The TikTok has understandably gone viral and the comments are so sweet and positive.

"No the chills I got omggg."

"This is the cutest thing I have watched."

"It’s as if she remembered some significance about him and sent him to you. Love fate 😍✨"

In the caption of the video, she said that discovering the connection between her boyfriend and her mom was "straight out of a movie." And if you're into romantic comedies, you're definitely nodding along right now.

Menzies and McLeodd made a follow-up TikTok to address everyone's positive response to their initial video and it's just as sweet. The young couple sits together and addresses some of the questions they noticed pop up. People were confused that they kept saying McLeodd was in kindergarten but only 3 years old when he was in Menzies' mother's class. The couple is Australian and Menzies explained that it's the equivalent of American preschool.
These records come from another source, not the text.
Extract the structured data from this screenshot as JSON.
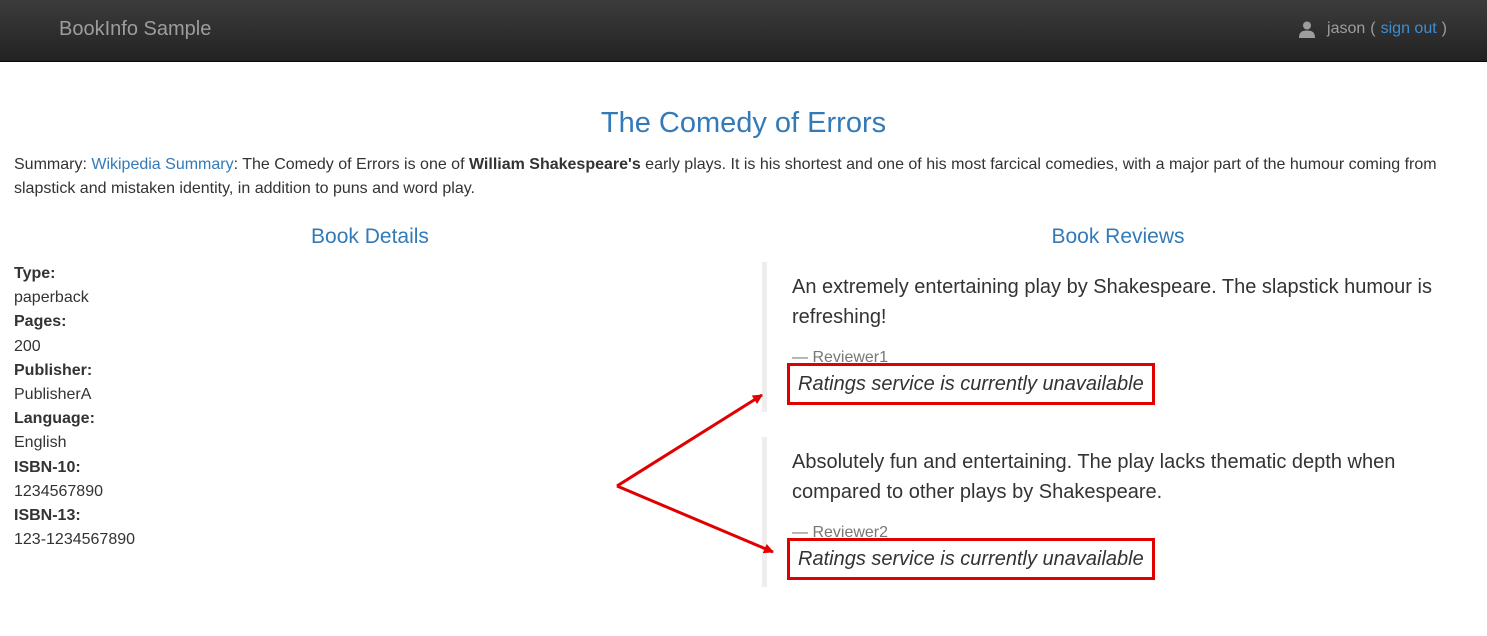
{
  "navbar": {
    "brand": "BookInfo Sample",
    "username": "jason",
    "open_paren": "(",
    "sign_out": "sign out",
    "close_paren": ")",
    "user_icon": "user-icon"
  },
  "book": {
    "title": "The Comedy of Errors",
    "summary_label": "Summary: ",
    "summary_link": "Wikipedia Summary",
    "summary_part1": ": The Comedy of Errors is one of ",
    "summary_bold": "William Shakespeare's",
    "summary_part2": " early plays. It is his shortest and one of his most farcical comedies, with a major part of the humour coming from slapstick and mistaken identity, in addition to puns and word play."
  },
  "details": {
    "heading": "Book Details",
    "fields": [
      {
        "label": "Type:",
        "value": "paperback"
      },
      {
        "label": "Pages:",
        "value": "200"
      },
      {
        "label": "Publisher:",
        "value": "PublisherA"
      },
      {
        "label": "Language:",
        "value": "English"
      },
      {
        "label": "ISBN-10:",
        "value": "1234567890"
      },
      {
        "label": "ISBN-13:",
        "value": "123-1234567890"
      }
    ]
  },
  "reviews": {
    "heading": "Book Reviews",
    "items": [
      {
        "text": "An extremely entertaining play by Shakespeare. The slapstick humour is refreshing!",
        "reviewer": "— Reviewer1",
        "rating_message": "Ratings service is currently unavailable"
      },
      {
        "text": "Absolutely fun and entertaining. The play lacks thematic depth when compared to other plays by Shakespeare.",
        "reviewer": "— Reviewer2",
        "rating_message": "Ratings service is currently unavailable"
      }
    ]
  },
  "colors": {
    "annotation": "#e00000",
    "link": "#337ab7",
    "navbar": "#222222"
  }
}
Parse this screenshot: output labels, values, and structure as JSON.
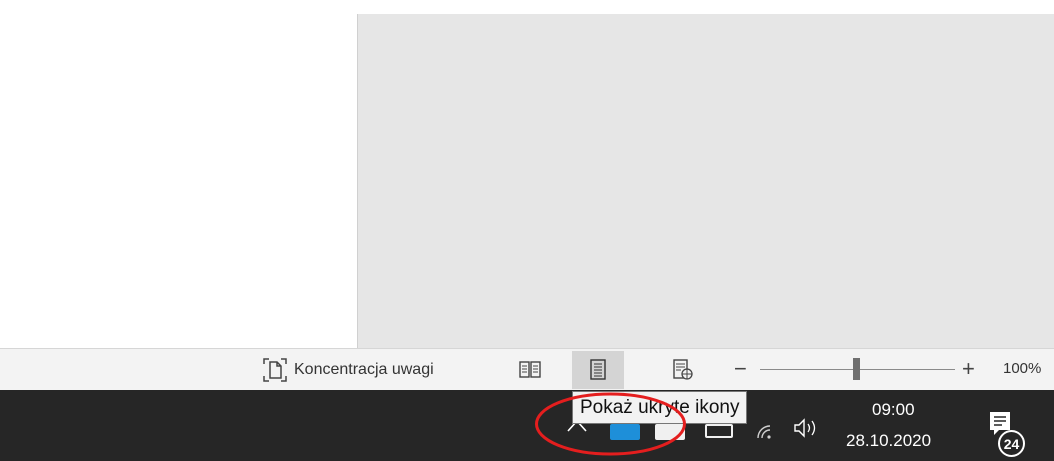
{
  "statusbar": {
    "focus_label": "Koncentracja uwagi",
    "zoom_minus": "−",
    "zoom_plus": "+",
    "zoom_level": "100%",
    "zoom_fraction": 0.5,
    "view_buttons": [
      {
        "name": "read-mode",
        "icon": "book-icon",
        "active": false
      },
      {
        "name": "print-layout",
        "icon": "page-icon",
        "active": true
      },
      {
        "name": "web-layout",
        "icon": "web-page-icon",
        "active": false
      }
    ]
  },
  "taskbar": {
    "tooltip": "Pokaż ukryte ikony",
    "time": "09:00",
    "date": "28.10.2020",
    "notification_count": "24",
    "colors": {
      "taskbar": "#262626",
      "onedrive": "#1e8fd9",
      "highlight": "#e41e1e"
    }
  }
}
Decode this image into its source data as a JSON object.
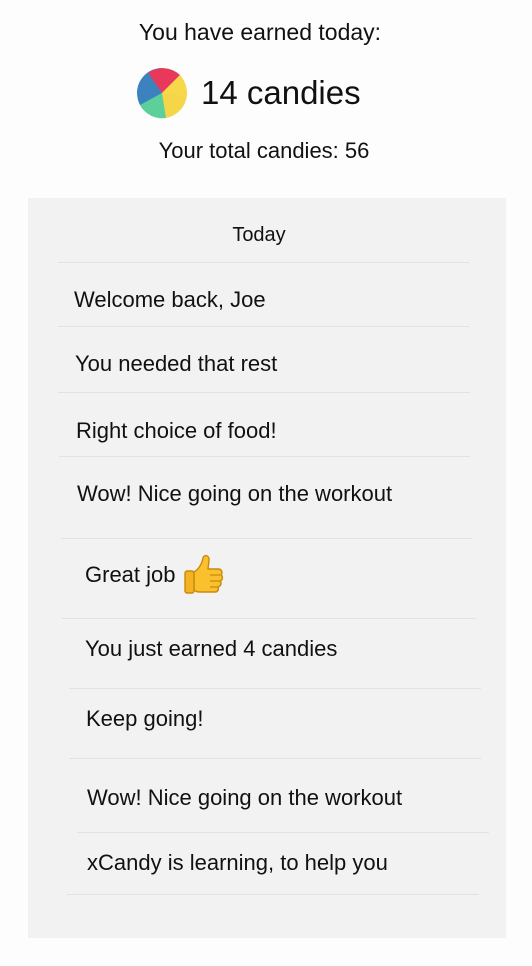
{
  "header": {
    "earned_label": "You have earned today:",
    "earned_count": "14 candies",
    "total_label": "Your total candies: 56",
    "candy_icon": "candy-ball-icon",
    "candy_colors": [
      "#e8395c",
      "#f7d84a",
      "#5dcf9a",
      "#3b82bf"
    ]
  },
  "feed": {
    "header": "Today",
    "messages": [
      {
        "text": "Welcome back, Joe"
      },
      {
        "text": "You needed that rest"
      },
      {
        "text": "Right choice of food!"
      },
      {
        "text": "Wow! Nice going on the workout"
      },
      {
        "text": "Great job",
        "icon": "thumbs-up-icon"
      },
      {
        "text": "You just earned 4 candies"
      },
      {
        "text": "Keep going!"
      },
      {
        "text": "Wow! Nice going on the workout"
      },
      {
        "text": "xCandy is learning, to help you"
      }
    ]
  }
}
They also clarified that although they went to high school together and kind of knew of the other's existence, they didn't really get to know each other until they started dating seven months ago. So no, they truly had no idea that her mother was his teacher. Menzies revealed that she "didn't actually know that my mum taught at kindergarten."

"I just knew she was a teacher," she explained.

She made him act out his reaction to seeing the photo, saying he was "speechless," and when she looked at the photo she started crying. McLeodd recognized her mother because of the pictures Menzies keeps in her room. Cue the "awws," because this is so cute, I'm kvelling.

A simple solution for all ages, really.

School should feel like a safe space. But after the tragic news of yet another mass shooting, many children are scared to death. As a parent or a teacher, it can be an arduous task helping young minds to unpack such unthinkable monstrosities. Especially when, in all honesty, the adults are also terrified.

Katelyn Campbell, a clinical psychologist in South Carolina, worked with elementary school children in the aftermath of the Sandy Hook shooting. She recently shared a simple idea that helped then, in hopes that it might help now.

The psychologist tweeted, “We had our kids draw pictures of scenery that made them feel calm—we then hung them up around the school—to make the ‘other kids who were scared’ have something calm to look at.”



“Kids, like adults, want to feel helpful when they feel helpless,” she continued, saying that drawing gave them something useful to do.

Keep Reading Show less

It can be hard to find hope in hard times, but we have examples of humanity all around us.

I almost didn't create this post this week.

As the U.S. reels from yet another horrendous school massacre, barely on the heels of the Buffalo grocery store shooting and the Laguna Woods church shooting reminding us that gun violence follows us everywhere in this country, I find myself in a familiar state of anger and grief and frustration. One time would be too much. Every time, it's too much. And yet it keeps happening over and over and over again.

I've written article after article about gun violence. I've engaged in every debate under the sun. I've joined advocacy groups, written to lawmakers, donated to organizations trying to stop the carnage, and here we are again. Round and round we go.

It's hard not to lose hope. It would be easy to let the fuming rage consume every bit of joy and calm and light that we so desperately want and need. But we have to find a balance.

Keep Reading Show less